Work instruction:
Output the data below in full, character for character.
──────────────────────────────
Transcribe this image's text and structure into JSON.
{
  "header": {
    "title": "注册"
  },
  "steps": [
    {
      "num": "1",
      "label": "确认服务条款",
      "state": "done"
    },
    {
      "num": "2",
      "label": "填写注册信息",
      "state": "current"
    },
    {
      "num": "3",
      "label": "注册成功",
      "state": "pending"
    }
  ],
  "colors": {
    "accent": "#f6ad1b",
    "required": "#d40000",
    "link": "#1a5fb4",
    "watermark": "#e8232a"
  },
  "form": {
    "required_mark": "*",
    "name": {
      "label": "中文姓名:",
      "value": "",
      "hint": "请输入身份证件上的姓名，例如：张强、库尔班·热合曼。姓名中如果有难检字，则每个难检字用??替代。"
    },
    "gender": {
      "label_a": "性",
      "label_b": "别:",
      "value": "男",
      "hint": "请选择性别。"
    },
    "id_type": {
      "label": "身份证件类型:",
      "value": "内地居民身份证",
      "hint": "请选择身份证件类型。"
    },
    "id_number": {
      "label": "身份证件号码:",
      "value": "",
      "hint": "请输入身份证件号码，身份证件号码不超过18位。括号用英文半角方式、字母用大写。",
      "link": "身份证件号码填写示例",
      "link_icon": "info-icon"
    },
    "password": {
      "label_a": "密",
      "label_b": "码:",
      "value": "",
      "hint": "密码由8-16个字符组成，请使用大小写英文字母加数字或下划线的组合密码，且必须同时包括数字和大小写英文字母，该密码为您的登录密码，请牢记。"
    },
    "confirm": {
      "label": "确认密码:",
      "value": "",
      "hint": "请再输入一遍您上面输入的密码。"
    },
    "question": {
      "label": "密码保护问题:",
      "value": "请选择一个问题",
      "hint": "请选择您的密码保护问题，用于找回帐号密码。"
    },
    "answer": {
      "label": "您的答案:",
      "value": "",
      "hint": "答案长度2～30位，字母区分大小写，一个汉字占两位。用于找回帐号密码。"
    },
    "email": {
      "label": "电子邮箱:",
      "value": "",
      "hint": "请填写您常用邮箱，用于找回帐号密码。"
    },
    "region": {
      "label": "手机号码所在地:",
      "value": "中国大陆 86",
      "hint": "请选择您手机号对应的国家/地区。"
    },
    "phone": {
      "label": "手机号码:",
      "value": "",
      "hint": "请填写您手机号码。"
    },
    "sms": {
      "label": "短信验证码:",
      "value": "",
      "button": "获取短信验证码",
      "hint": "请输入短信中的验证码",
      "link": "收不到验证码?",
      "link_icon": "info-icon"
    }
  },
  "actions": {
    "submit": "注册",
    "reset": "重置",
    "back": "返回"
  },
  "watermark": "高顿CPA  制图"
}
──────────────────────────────
Task response:
Transcribe this image's text and structure into JSON.
{
  "header": {
    "title": "注册"
  },
  "steps": [
    {
      "num": "1",
      "label": "确认服务条款",
      "state": "done"
    },
    {
      "num": "2",
      "label": "填写注册信息",
      "state": "current"
    },
    {
      "num": "3",
      "label": "注册成功",
      "state": "pending"
    }
  ],
  "colors": {
    "accent": "#f6ad1b",
    "required": "#d40000",
    "link": "#1a5fb4",
    "watermark": "#e8232a"
  },
  "form": {
    "required_mark": "*",
    "name": {
      "label": "中文姓名:",
      "value": "",
      "hint": "请输入身份证件上的姓名，例如：张强、库尔班·热合曼。姓名中如果有难检字，则每个难检字用??替代。"
    },
    "gender": {
      "label_a": "性",
      "label_b": "别:",
      "value": "男",
      "hint": "请选择性别。"
    },
    "id_type": {
      "label": "身份证件类型:",
      "value": "内地居民身份证",
      "hint": "请选择身份证件类型。"
    },
    "id_number": {
      "label": "身份证件号码:",
      "value": "",
      "hint": "请输入身份证件号码，身份证件号码不超过18位。括号用英文半角方式、字母用大写。",
      "link": "身份证件号码填写示例",
      "link_icon": "info-icon"
    },
    "password": {
      "label_a": "密",
      "label_b": "码:",
      "value": "",
      "hint": "密码由8-16个字符组成，请使用大小写英文字母加数字或下划线的组合密码，且必须同时包括数字和大小写英文字母，该密码为您的登录密码，请牢记。"
    },
    "confirm": {
      "label": "确认密码:",
      "value": "",
      "hint": "请再输入一遍您上面输入的密码。"
    },
    "question": {
      "label": "密码保护问题:",
      "value": "请选择一个问题",
      "hint": "请选择您的密码保护问题，用于找回帐号密码。"
    },
    "answer": {
      "label": "您的答案:",
      "value": "",
      "hint": "答案长度2～30位，字母区分大小写，一个汉字占两位。用于找回帐号密码。"
    },
    "email": {
      "label": "电子邮箱:",
      "value": "",
      "hint": "请填写您常用邮箱，用于找回帐号密码。"
    },
    "region": {
      "label": "手机号码所在地:",
      "value": "中国大陆 86",
      "hint": "请选择您手机号对应的国家/地区。"
    },
    "phone": {
      "label": "手机号码:",
      "value": "",
      "hint": "请填写您手机号码。"
    },
    "sms": {
      "label": "短信验证码:",
      "value": "",
      "button": "获取短信验证码",
      "hint": "请输入短信中的验证码",
      "link": "收不到验证码?",
      "link_icon": "info-icon"
    }
  },
  "actions": {
    "submit": "注册",
    "reset": "重置",
    "back": "返回"
  },
  "watermark": "高顿CPA  制图"
}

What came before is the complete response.